An internal link is a link that sends a user to another webpage within the same domain. Search engines crawl and assess websites based on the internal linking structure.
If there’s no correlation between your webpages, Google may treat this as a negative user experience, and you risk losing your rankings.
So, make sure your page has at least one internal link pointing to it. Use relevant keywords as your anchor text so that each page transitions smoothly to the next.
External links, or backlinks, are links from one website pointing towards another. You want to link to external pages with high domain authority (DA).
Google considers your pages as more trustworthy if it detects links from websites with high DA. When it comes to external links on-page SEO best practice is to link out to at least three high-quality domains.
Optimise Your On Page Images
If there are any images on your pages, make sure you focus on image optimization. Optimizing your images can increase the page loading speed, which has a positive impact on the user experience.
Ideally, images that are less than 70kb are ideal. You can manually optimise your images using Photoshop or online tools like Image Resizer.
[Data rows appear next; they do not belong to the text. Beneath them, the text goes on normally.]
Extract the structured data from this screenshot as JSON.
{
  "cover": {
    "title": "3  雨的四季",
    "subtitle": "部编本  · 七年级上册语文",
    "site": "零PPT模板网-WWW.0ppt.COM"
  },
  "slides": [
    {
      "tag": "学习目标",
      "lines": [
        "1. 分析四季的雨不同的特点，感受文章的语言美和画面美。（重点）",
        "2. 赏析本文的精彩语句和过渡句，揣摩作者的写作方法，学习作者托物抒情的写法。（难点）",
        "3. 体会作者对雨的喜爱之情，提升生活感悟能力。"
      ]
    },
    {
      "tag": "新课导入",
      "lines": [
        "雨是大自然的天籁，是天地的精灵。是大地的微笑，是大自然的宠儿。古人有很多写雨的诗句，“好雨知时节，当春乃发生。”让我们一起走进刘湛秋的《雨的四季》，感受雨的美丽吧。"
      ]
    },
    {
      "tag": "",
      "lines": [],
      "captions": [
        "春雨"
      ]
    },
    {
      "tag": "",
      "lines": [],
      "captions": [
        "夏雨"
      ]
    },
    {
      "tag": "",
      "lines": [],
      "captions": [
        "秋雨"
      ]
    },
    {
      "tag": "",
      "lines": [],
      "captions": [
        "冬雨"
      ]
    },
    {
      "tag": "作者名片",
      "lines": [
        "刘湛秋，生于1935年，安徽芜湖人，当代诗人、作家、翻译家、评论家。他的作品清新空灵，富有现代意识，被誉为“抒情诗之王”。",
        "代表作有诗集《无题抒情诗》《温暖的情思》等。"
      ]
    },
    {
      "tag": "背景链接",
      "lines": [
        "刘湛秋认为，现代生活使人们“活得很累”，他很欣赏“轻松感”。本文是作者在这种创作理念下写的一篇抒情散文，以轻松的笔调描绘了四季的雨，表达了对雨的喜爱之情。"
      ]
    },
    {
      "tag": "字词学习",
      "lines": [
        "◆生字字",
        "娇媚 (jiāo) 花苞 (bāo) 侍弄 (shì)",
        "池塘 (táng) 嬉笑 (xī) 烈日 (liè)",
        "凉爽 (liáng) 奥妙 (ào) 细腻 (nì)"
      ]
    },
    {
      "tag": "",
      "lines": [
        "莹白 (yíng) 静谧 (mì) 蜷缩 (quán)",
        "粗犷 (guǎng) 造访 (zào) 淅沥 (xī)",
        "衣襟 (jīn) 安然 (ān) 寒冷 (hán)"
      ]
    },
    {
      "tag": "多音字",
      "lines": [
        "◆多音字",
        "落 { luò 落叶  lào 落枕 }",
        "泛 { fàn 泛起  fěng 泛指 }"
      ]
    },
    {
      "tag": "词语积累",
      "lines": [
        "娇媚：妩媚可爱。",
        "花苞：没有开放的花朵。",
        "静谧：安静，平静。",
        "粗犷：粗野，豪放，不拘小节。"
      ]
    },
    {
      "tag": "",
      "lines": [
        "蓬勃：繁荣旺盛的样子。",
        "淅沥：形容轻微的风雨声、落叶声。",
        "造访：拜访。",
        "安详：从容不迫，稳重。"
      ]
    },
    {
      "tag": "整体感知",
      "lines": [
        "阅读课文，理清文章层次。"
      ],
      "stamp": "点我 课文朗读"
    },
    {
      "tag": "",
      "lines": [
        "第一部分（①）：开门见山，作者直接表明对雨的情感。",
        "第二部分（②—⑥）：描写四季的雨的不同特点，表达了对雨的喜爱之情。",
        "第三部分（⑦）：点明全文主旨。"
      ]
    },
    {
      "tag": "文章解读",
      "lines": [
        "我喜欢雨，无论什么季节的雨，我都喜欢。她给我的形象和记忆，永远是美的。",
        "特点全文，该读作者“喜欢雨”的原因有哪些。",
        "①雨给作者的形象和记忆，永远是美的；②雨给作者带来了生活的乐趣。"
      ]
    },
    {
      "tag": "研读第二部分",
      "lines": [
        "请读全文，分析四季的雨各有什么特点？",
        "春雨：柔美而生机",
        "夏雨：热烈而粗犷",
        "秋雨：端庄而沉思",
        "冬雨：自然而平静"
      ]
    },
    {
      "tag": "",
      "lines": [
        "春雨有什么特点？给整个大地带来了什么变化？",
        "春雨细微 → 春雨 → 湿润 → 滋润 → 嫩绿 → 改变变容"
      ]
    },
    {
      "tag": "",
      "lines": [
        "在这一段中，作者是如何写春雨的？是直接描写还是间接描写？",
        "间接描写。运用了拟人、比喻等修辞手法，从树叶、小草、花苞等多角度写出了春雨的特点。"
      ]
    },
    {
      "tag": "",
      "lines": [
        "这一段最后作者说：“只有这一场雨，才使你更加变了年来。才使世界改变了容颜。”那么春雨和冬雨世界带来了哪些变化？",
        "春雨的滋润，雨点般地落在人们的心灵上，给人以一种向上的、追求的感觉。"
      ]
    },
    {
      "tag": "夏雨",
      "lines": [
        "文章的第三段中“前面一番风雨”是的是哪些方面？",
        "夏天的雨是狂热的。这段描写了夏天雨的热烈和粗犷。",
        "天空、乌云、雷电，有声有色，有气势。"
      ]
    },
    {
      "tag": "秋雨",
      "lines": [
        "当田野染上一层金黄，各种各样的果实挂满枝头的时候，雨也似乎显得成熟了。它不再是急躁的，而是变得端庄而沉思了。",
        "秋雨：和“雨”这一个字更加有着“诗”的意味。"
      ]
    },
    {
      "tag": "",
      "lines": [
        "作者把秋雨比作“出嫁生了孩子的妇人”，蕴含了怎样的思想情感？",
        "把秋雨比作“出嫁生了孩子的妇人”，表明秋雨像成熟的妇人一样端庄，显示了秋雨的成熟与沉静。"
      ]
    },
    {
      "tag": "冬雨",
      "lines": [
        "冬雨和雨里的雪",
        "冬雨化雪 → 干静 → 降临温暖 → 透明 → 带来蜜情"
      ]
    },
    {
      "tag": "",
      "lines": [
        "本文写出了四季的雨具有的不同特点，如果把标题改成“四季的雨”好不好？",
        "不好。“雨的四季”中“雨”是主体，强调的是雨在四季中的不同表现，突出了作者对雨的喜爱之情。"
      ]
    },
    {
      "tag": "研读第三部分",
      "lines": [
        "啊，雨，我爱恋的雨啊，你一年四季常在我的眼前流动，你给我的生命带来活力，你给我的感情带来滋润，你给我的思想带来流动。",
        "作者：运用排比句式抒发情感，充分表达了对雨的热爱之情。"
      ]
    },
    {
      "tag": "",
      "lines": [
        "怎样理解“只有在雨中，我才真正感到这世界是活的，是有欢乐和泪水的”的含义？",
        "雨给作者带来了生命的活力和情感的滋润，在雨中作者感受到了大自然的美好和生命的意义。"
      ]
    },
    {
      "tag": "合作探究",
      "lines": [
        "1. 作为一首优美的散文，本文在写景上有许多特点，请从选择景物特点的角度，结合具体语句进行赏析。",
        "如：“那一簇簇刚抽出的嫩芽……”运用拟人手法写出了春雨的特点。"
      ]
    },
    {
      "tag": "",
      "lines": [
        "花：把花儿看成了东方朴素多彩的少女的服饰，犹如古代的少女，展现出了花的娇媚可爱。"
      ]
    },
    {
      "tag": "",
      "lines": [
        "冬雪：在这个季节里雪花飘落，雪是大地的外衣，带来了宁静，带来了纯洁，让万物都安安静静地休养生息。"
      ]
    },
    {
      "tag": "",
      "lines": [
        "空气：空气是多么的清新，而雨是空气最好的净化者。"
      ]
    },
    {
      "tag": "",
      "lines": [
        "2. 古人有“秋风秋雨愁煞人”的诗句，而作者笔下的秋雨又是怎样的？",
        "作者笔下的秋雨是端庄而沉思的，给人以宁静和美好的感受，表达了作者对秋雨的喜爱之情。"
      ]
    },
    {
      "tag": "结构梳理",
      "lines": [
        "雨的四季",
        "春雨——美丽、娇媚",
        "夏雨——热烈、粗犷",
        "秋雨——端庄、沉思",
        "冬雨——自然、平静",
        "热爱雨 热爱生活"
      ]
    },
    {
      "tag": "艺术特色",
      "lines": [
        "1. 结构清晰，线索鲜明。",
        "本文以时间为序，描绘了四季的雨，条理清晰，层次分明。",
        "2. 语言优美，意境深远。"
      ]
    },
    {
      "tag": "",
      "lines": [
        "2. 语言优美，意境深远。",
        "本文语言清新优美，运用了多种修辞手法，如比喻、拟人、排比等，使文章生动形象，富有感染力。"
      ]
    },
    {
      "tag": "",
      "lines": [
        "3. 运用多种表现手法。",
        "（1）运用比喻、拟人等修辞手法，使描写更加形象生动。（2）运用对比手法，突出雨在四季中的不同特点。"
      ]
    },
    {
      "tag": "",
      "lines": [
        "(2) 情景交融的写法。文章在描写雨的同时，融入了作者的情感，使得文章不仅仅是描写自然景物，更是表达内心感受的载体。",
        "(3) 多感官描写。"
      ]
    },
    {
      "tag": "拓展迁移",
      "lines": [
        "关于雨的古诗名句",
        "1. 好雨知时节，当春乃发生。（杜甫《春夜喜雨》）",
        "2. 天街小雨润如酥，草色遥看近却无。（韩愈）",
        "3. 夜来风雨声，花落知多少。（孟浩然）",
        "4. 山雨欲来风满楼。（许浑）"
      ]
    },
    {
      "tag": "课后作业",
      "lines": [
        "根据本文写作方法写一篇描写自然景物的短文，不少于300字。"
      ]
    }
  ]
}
Alternatively, you can install the appropriate WordPress plugins including Imagify to automate the process.
You should also rename your images using descriptive image alt text tags to help search engines figure out what they’re about. Because search engines can’t interpret every image with 100% accuracy, having a good description is crucial and helps with image SEO.
Wrapping it Up
There are many more techniques, concepts, and strategies involved in on-page SEO, but this checklist is an excellent place to start.
Remember, you need to blend the on-page optimisation techniques on this checklist with your off-page SEO strategy to reap maximum benefits from your SEO efforts and increase your business.
Finally, on-page SEO is an ongoing process. Even as you implement the tips above, keep monitoring your website’s performance in search engines so you can make the right tweaks for SEO success.